** Your assignment **
Below are records. Copy every line with "response" in it.

(Data records for software interfaces)
++++++++

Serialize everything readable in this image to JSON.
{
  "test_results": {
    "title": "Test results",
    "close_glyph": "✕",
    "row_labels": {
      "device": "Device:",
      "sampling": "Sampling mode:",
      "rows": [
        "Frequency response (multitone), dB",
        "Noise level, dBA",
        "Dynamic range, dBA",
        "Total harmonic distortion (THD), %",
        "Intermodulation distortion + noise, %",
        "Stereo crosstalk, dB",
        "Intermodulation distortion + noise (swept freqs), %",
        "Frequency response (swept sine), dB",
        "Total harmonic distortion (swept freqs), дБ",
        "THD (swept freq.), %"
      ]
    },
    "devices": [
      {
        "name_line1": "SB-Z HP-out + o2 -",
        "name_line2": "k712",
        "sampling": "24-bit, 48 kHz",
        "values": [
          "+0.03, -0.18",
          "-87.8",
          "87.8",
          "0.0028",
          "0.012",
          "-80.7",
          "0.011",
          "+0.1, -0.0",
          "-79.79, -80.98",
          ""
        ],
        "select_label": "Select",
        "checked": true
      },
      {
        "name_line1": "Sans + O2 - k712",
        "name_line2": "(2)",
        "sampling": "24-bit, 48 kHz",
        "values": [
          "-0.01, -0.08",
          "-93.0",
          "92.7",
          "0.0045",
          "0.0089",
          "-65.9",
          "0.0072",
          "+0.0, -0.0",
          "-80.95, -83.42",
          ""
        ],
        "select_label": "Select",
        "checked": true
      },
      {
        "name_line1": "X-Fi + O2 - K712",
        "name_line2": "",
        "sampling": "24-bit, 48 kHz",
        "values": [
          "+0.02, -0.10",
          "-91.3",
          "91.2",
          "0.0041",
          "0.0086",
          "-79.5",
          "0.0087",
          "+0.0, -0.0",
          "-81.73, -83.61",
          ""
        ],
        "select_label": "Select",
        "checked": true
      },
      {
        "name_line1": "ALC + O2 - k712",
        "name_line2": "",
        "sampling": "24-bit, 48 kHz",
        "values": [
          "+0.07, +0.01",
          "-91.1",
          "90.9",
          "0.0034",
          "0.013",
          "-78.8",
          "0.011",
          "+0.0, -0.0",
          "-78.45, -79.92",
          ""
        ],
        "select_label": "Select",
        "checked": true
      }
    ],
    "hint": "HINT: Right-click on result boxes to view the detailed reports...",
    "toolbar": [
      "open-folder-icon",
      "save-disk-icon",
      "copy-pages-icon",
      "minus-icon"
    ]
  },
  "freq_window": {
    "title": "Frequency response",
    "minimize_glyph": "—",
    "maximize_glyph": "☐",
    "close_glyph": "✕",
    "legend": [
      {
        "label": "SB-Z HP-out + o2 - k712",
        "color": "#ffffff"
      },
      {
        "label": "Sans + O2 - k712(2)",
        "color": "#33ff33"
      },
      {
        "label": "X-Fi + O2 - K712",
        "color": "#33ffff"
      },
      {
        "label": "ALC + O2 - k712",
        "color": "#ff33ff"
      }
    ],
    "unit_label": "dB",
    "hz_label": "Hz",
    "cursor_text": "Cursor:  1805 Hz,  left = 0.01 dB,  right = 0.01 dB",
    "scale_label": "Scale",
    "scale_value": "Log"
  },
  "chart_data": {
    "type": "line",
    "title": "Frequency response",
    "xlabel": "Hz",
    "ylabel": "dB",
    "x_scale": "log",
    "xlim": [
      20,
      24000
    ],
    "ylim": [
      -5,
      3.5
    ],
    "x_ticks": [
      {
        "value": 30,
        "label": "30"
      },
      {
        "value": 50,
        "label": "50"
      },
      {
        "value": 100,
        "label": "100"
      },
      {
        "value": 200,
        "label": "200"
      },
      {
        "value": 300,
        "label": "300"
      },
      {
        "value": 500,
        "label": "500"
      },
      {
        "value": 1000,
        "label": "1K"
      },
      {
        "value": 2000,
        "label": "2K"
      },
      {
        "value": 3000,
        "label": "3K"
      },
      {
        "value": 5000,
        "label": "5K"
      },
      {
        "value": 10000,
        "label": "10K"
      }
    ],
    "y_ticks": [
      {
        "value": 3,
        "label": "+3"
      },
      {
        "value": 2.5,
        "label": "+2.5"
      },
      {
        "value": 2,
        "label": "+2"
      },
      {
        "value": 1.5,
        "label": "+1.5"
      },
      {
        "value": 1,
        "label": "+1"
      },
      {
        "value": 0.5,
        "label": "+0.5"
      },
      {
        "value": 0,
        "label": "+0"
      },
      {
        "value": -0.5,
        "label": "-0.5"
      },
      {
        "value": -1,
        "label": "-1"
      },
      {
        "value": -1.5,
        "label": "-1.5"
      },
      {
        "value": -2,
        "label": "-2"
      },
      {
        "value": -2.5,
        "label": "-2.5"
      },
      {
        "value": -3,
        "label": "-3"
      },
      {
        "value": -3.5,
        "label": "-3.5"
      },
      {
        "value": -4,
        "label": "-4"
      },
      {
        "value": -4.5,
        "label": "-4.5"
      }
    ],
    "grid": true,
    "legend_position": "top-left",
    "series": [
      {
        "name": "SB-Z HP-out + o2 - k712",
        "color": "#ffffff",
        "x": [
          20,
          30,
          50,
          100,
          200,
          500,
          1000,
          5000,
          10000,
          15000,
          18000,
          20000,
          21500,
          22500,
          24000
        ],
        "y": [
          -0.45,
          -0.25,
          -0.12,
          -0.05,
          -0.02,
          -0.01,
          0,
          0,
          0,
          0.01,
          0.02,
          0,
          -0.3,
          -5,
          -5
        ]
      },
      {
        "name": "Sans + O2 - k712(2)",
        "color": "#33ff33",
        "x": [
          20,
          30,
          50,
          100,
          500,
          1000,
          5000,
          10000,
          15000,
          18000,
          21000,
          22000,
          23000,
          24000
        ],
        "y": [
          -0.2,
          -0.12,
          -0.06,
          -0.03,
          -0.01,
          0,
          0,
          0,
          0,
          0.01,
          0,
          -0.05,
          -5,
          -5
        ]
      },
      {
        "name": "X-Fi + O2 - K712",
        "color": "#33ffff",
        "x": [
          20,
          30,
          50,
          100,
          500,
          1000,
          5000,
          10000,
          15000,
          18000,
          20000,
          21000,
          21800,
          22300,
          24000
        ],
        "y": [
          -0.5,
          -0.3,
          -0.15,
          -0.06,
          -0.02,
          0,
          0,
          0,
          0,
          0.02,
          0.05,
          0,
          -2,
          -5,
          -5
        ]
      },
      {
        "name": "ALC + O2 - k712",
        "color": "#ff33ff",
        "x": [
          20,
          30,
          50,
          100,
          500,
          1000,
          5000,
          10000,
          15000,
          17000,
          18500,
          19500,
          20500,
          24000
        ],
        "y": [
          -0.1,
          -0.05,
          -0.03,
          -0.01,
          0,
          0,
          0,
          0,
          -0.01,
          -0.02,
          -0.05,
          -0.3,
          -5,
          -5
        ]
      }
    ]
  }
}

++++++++

** Answer to this problem **
        "Frequency response (multitone), dB",
        "Frequency response (swept sine), dB",
    "title": "Frequency response",
    "title": "Frequency response",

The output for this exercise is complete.